EXERCISE DESCRIPTION | Each line below containing the word "Beautiful" needs to be shown.

MATERIAL PROVIDED |
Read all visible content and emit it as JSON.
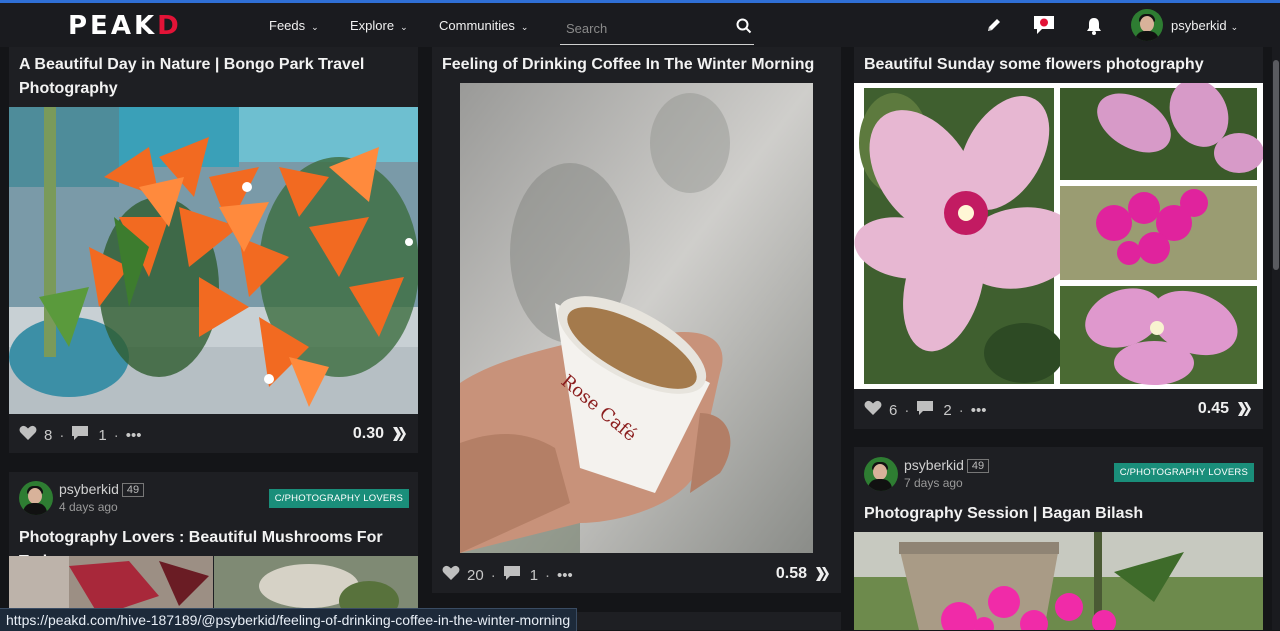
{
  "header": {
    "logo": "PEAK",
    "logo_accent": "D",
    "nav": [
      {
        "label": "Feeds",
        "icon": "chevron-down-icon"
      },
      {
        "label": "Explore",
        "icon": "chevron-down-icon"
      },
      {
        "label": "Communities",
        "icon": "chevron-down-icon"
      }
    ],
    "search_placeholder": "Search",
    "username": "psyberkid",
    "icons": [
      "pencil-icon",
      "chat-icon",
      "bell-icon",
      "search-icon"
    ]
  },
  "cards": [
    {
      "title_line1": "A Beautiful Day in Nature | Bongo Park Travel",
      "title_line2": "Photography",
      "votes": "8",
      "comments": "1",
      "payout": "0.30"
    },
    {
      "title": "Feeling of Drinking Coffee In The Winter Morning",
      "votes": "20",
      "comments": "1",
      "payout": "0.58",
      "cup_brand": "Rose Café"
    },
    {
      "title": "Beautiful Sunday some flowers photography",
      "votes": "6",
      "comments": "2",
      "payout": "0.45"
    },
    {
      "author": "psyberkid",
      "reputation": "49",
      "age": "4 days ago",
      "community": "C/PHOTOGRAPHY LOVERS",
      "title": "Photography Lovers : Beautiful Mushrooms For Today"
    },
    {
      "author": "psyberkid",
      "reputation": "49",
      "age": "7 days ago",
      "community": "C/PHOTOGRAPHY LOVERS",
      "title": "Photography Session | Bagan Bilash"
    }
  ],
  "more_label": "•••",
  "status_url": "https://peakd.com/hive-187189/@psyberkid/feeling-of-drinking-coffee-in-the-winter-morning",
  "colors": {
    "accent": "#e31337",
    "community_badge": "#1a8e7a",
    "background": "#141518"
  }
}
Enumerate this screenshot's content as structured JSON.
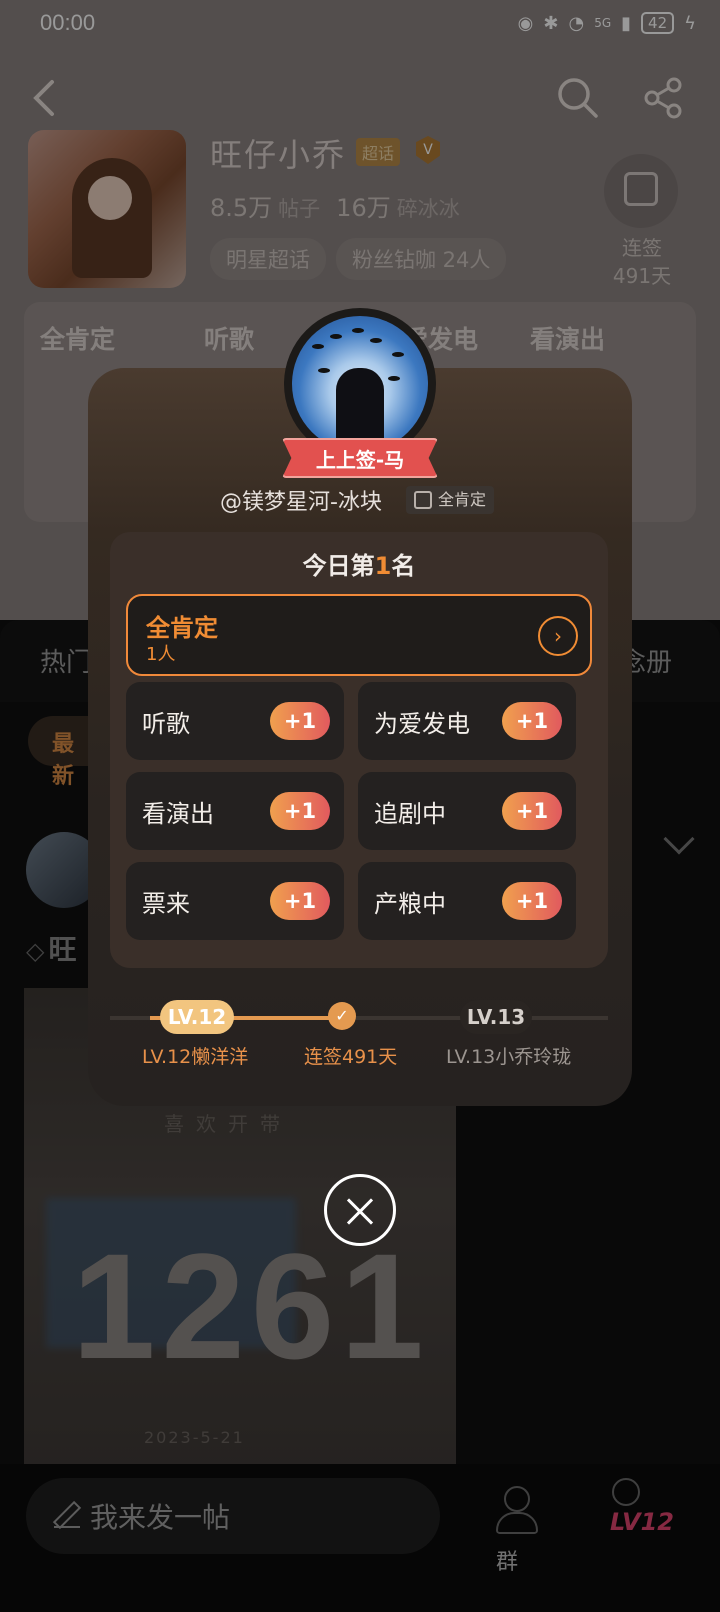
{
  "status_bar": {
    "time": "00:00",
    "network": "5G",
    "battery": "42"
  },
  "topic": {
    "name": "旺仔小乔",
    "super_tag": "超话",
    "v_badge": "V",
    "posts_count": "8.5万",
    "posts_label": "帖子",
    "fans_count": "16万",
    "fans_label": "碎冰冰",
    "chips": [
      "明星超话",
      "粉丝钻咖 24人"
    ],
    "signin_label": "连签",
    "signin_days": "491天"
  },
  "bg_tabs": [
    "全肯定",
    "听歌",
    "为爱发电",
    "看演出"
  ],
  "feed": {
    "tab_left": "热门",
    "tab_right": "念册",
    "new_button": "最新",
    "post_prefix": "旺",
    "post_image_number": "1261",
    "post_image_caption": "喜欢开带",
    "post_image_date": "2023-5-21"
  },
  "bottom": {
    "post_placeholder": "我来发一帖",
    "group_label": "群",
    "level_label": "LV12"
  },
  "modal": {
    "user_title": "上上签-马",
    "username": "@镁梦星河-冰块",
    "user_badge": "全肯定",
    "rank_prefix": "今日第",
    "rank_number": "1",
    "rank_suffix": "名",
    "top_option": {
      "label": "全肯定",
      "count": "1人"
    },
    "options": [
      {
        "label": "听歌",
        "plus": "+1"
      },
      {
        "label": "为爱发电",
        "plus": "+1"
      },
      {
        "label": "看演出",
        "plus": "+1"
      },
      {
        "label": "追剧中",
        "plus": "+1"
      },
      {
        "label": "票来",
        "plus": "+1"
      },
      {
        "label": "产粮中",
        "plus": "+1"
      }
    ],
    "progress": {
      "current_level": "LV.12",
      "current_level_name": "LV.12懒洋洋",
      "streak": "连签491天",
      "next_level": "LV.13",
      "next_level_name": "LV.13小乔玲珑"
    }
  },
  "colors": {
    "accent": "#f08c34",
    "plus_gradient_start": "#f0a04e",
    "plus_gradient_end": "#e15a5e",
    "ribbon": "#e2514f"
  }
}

ANSWER SPACE |
      "title_line1": "A Beautiful Day in Nature | Bongo Park Travel",
      "title": "Beautiful Sunday some flowers photography",
      "title": "Photography Lovers : Beautiful Mushrooms For Today"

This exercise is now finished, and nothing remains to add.